The symptoms for rare diseases of the breast can vary widely.

Inflammatory breast cancer1

This rare version of breast cancer aggressively blocks lymph vessels in the skin, causing swelling and redness. Since it affects the lymph nodes (including milk ducts), it may spread quickly. It may be difficult to notice as there may be no distinctive lump or abnormality, and its symptoms overlap with other possible issues. The rare disease affects around 5% of breast cancer cases.

Paget’s Disease of the Breast2

Paget’s Disease exhibits darkening and inflammation of the nipple and areola. It is accompanied with itching, crusty skin, and possible discharge. While the disease still requires more research, it is believed that a tumor has affected the milk ducts. The rare disease affects ~1-4% of all cases.

Extremely rare diseases

Although not identified as a rare disease by the National Organization for Rare Disease (NORD), two other disorders include Idiopathic granulomatous mastitis (IGM)3 and Calciphylaxis.4 IGM can only be identified by biopsy and Calciphylaxis is typically associated with Stage 5 kidney diseases, and can occasionally affect the breasts. Symptoms of the former are similar to normal breast cancer, while the latter would have very distinct markings.

What to do
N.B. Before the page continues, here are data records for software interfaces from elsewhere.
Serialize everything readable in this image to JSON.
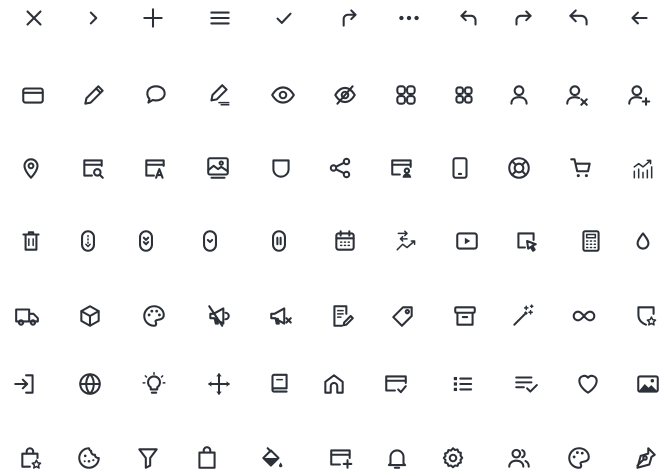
{
  "colors": {
    "background": "#ffffff",
    "icon_stroke": "#2c3038"
  },
  "icon_grid": {
    "rows": [
      [
        "close-icon",
        "chevron-right-icon",
        "plus-icon",
        "menu-icon",
        "check-icon",
        "corner-up-right-icon",
        "more-horizontal-icon",
        "undo-icon",
        "redo-icon",
        "reply-icon",
        "arrow-left-icon"
      ],
      [
        "credit-card-icon",
        "pencil-icon",
        "comment-icon",
        "signature-icon",
        "eye-icon",
        "eye-off-icon",
        "grid-2x2-icon",
        "grid-2x2-small-icon",
        "user-icon",
        "user-remove-icon",
        "user-add-icon"
      ],
      [
        "map-pin-icon",
        "browser-search-icon",
        "browser-text-icon",
        "monitor-image-icon",
        "shield-icon",
        "share-icon",
        "id-card-user-icon",
        "smartphone-icon",
        "lifebuoy-icon",
        "shopping-cart-icon",
        "bar-chart-trend-icon"
      ],
      [
        "trash-icon",
        "scroll-down-icon",
        "scroll-chevrons-icon",
        "scroll-chevron-icon",
        "scroll-pause-icon",
        "calendar-icon",
        "transfer-trend-icon",
        "video-play-icon",
        "cursor-click-icon",
        "calculator-icon",
        "drop-icon"
      ],
      [
        "truck-icon",
        "box-icon",
        "palette-icon",
        "megaphone-off-icon",
        "megaphone-x-icon",
        "document-edit-icon",
        "tag-icon",
        "archive-icon",
        "magic-wand-icon",
        "infinity-icon",
        "shield-star-icon"
      ],
      [
        "login-icon",
        "globe-icon",
        "lightbulb-icon",
        "move-icon",
        "book-icon",
        "home-icon",
        "id-check-icon",
        "list-icon",
        "list-check-icon",
        "heart-icon",
        "image-icon"
      ],
      [
        "bag-star-icon",
        "cookie-icon",
        "filter-icon",
        "shopping-bag-icon",
        "paint-bucket-icon",
        "browser-add-icon",
        "bell-icon",
        "settings-icon",
        "users-icon",
        "palette-alt-icon",
        "pen-tool-icon"
      ]
    ]
  }
}
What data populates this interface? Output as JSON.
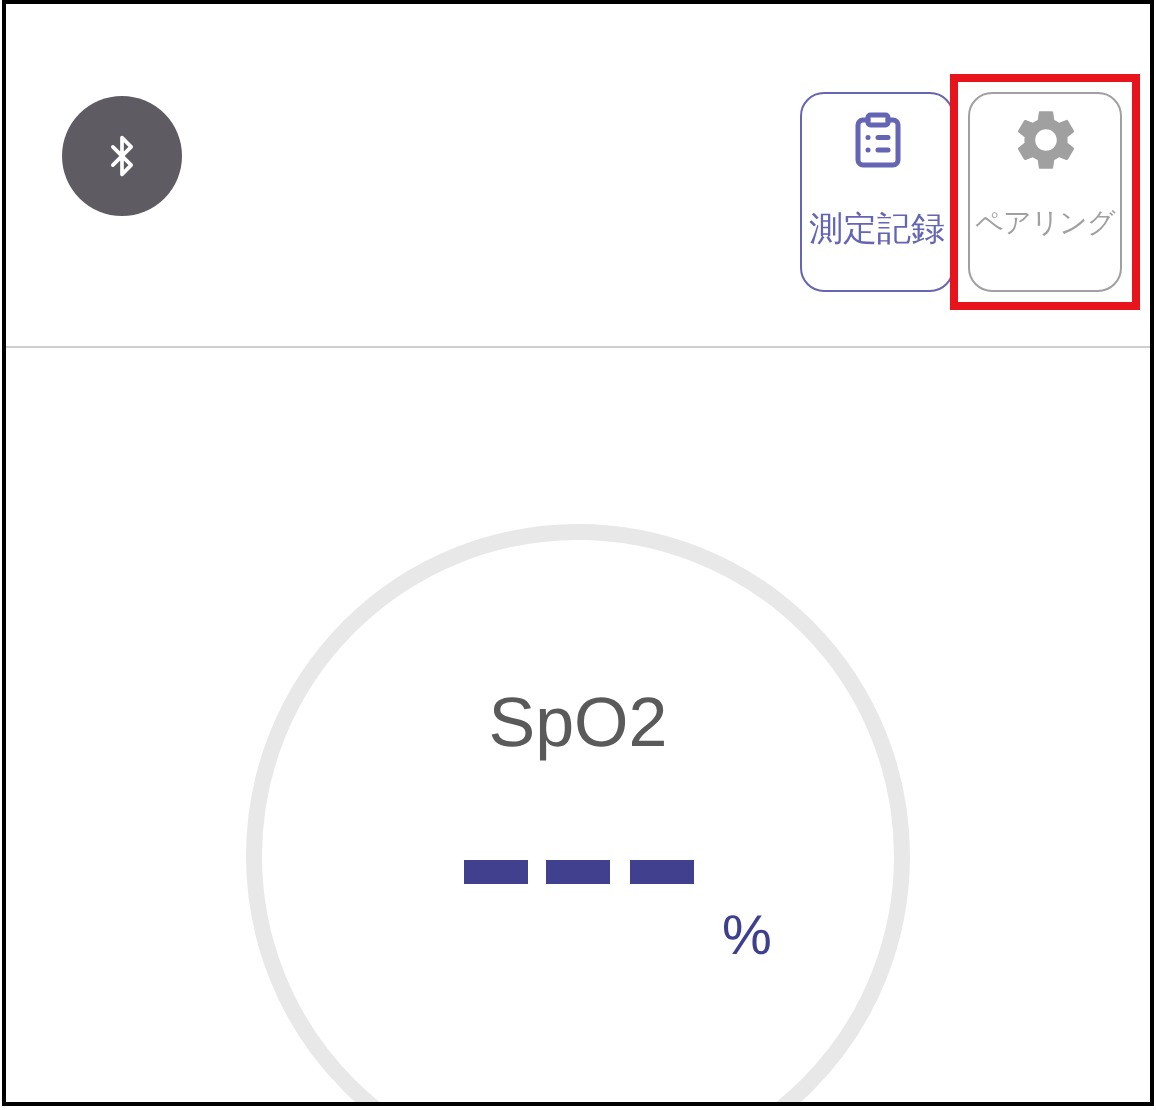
{
  "header": {
    "bluetooth_button": {
      "kind": "bluetooth"
    },
    "buttons": [
      {
        "kind": "records",
        "label": "測定記録",
        "color": "#6565b5",
        "highlighted": false
      },
      {
        "kind": "pairing",
        "label": "ペアリング",
        "color": "#a0a0a0",
        "highlighted": true
      }
    ]
  },
  "reading": {
    "label": "SpO2",
    "has_value": false,
    "unit": "%"
  }
}
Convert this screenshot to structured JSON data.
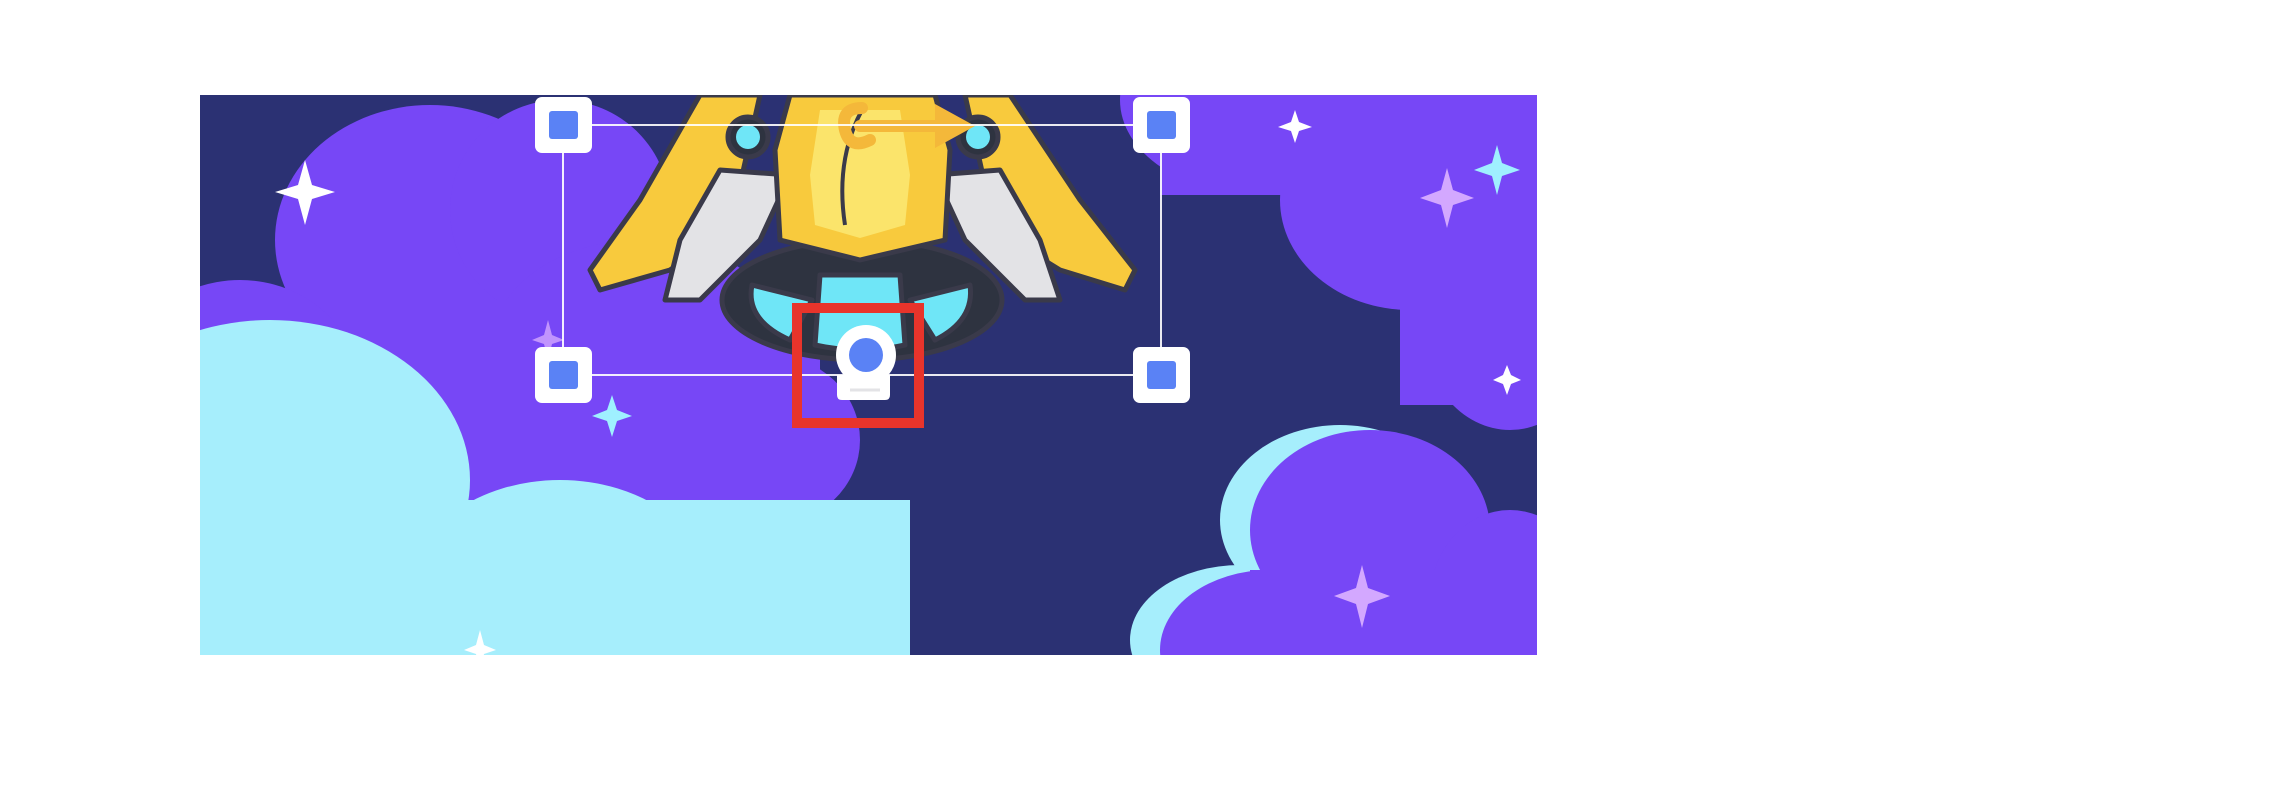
{
  "canvas": {
    "background": "#2b3173",
    "colors": {
      "sky": "#2b3173",
      "purple_cloud": "#7747f6",
      "cyan_cloud": "#a6eefc",
      "star_white": "#ffffff",
      "star_cyan": "#9ff0ff",
      "star_lilac": "#d3a8ff",
      "ship_yellow": "#f8ca3d",
      "ship_light_yellow": "#fbe46b",
      "ship_grey": "#e3e3e6",
      "ship_window": "#6fe6f7",
      "ship_outline": "#3a3a4a"
    }
  },
  "selection": {
    "handle_fill": "#ffffff",
    "handle_inner": "#5a82f5",
    "rotate_arrow_color": "#f4b83a",
    "frame_color": "#ffffff"
  },
  "highlight": {
    "color": "#e8342b"
  },
  "sprite": {
    "icon": "rocket-ship-sprite"
  }
}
Breast cancer foundations and educators have done a terrific job at raising awareness for self testing and occasional mammograms. Genetic predisposition can provide even greater predictive information for these diseases, but it may come at a greater cost. Insurance is more resistant to covering tests for less common genetic markers,5 but one can only hope that with the ever decreasing cost of testing and personalized medicine, hopefully it will soon become standard to evaluate genetic vulnerabilities to common and rare diseases.